### SUPPLIED DATA
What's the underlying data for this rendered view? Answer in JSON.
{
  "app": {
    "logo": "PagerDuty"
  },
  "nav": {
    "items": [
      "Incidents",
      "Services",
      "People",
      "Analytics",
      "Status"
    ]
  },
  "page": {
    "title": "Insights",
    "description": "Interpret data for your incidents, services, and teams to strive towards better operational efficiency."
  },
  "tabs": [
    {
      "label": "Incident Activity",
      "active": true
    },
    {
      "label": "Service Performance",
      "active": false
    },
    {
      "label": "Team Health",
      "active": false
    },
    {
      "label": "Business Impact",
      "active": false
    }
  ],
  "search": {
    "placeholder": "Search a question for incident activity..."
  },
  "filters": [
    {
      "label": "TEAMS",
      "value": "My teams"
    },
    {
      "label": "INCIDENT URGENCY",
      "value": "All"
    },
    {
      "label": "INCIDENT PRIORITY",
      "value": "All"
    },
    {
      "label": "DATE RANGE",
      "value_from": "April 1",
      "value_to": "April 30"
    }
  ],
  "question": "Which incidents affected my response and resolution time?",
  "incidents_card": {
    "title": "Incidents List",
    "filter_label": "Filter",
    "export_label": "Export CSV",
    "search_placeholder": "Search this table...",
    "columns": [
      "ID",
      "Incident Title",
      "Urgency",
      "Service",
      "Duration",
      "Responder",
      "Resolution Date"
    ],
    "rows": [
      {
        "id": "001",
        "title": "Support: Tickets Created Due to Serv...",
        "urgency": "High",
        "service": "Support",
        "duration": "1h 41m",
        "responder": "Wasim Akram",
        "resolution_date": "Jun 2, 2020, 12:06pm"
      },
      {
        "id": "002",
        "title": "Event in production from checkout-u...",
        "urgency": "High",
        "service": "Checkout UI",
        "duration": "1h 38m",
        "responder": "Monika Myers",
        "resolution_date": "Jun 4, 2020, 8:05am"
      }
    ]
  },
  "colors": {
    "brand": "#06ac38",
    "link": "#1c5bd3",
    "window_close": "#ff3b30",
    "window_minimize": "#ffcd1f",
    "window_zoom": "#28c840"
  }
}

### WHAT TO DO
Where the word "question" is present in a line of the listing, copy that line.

### RESULT FOR THIS EXERCISE
    "placeholder": "Search a question for incident activity..."
  "question": "Which incidents affected my response and resolution time?",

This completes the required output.